Consider the benefits of tax-deferred growth
Your RRIF works like your RRSP in that the funds in your plan grow on a tax-deferred basis. The longer you keep them there, the more time they have to grow to meet your retirement needs.
Invest extra in a Tax-Free Savings Account (TFSA)
If your minimum withdrawal payment is more than you need, you may be able to deposit the extra into a TFSA, up to your annual contribution limit, which will help you continue to grow your savings and investments on a tax-free basis.
Base the minimum payments on the age of a younger spouse or partner
If your spouse or partner is younger than you, base the minimum payments on his or her age. This will lower your minimum payments.
Look into income-splitting strategies
If you are over 65, there may be income-splitting strategies you can use with your spouse or common-law partner to potentially reduce overall taxes for you both.
5. Understand the impact to your government benefits
The amount of retirement income you have could impact some of the income-tested benefits you are eligible to receive. Old Age Security, for example, can be impacted by the amount of income you earn over the year. If your income reaches a certain threshold, the amount of the benefit could be partly or completely reduced.
By keeping your RRIF payments as low as possible, you may be able to maximize amounts from these other sources. Get familiar with all of the income sources you’re eligible to receive at different stages of retirement. Being informed about what you’re entitled to and how to apply may help maximize the benefits you receive — and preserve more of your savings for your future.
6. Choose an appropriate investment mix
Your RRIF can hold a variety of different investments. It’s a good idea to hold a diversified portfolio within your plan to support your retirement income needs today, while balancing your needs for the next 20+ years. Diversify by asset class and choose both short- and long-term investments to balance regular, stable returns with long-term growth. Keep in mind, just because you’re retired, it doesn’t mean you’ve stopped investing.
7. Consider taxes that may arise upon your death

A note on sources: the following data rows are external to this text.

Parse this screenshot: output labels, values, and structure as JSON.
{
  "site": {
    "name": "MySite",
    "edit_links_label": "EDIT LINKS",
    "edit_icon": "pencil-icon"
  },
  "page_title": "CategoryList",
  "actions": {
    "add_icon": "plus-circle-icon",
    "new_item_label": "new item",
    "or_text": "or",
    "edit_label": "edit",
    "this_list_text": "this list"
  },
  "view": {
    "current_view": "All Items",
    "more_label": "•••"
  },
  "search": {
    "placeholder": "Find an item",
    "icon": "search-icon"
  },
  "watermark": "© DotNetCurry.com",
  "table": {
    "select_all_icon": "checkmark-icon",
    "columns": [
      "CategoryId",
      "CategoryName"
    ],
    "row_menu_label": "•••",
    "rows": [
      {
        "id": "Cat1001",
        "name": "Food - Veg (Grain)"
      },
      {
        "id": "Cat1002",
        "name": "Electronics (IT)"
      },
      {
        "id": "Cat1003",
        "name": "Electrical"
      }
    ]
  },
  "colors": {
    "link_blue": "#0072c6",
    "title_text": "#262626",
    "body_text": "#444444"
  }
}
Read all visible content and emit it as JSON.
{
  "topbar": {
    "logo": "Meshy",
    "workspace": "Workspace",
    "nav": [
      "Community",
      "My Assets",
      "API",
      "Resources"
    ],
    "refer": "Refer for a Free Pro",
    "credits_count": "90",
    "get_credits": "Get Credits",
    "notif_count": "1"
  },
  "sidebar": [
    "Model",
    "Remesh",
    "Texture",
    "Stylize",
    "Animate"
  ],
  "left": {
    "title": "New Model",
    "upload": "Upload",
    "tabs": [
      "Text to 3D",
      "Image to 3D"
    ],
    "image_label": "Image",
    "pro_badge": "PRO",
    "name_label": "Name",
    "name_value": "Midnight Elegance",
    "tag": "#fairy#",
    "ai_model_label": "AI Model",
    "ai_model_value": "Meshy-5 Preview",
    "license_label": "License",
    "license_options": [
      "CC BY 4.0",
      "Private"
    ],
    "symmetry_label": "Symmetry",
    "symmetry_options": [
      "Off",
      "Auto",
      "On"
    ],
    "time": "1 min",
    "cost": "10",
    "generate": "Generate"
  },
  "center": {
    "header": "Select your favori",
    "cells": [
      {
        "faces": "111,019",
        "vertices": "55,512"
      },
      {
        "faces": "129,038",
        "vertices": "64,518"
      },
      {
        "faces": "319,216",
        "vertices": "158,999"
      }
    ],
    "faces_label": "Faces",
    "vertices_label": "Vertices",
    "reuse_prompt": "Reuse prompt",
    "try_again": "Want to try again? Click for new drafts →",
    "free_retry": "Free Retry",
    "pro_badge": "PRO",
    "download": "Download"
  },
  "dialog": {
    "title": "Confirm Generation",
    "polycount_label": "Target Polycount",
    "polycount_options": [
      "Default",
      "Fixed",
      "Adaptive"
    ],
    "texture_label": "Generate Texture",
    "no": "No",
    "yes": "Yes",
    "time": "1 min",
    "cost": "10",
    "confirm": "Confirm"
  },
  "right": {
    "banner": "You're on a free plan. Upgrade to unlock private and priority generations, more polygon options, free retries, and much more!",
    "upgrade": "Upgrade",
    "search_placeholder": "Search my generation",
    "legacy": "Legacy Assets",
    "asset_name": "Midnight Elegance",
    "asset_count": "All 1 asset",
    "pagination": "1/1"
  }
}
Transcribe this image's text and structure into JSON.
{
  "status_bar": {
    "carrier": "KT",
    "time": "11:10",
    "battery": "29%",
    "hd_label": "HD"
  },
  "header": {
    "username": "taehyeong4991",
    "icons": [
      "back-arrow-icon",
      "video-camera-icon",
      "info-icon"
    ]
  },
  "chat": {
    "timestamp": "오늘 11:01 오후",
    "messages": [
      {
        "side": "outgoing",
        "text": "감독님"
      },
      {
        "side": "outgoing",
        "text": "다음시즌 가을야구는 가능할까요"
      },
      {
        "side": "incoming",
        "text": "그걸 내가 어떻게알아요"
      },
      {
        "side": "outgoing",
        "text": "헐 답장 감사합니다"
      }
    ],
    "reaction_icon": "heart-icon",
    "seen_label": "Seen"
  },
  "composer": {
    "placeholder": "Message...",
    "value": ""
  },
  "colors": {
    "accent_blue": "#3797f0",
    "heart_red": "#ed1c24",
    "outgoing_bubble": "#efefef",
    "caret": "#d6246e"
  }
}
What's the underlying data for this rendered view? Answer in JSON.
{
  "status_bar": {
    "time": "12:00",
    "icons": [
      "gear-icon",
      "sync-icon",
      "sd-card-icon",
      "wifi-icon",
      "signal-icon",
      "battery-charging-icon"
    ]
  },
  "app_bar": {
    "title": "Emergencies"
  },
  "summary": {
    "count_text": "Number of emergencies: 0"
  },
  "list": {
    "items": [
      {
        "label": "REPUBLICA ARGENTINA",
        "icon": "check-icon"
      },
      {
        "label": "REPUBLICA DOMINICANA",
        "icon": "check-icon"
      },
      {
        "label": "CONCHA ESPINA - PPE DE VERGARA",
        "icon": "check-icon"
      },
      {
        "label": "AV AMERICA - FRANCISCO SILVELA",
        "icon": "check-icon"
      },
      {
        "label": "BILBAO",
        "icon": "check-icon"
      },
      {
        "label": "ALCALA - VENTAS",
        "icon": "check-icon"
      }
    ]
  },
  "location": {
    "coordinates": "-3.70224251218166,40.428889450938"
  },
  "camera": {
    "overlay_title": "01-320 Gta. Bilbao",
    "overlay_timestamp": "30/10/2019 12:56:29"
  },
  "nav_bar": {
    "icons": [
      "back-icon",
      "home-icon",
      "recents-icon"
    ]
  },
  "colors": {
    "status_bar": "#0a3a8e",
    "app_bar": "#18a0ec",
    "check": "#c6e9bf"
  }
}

Name your spouse or common-law partner as the “successor annuitant” of your RRIF so that upon your death, they can take over as annuitant of the plan and continue to receive the payments. This move may allow the RRIF to bypass your estate, avoiding administrative fees and estate administration taxes including probate fees. In Quebec, your liquidator may have to agree that your spouse or common-law partner can become the successor annuitant.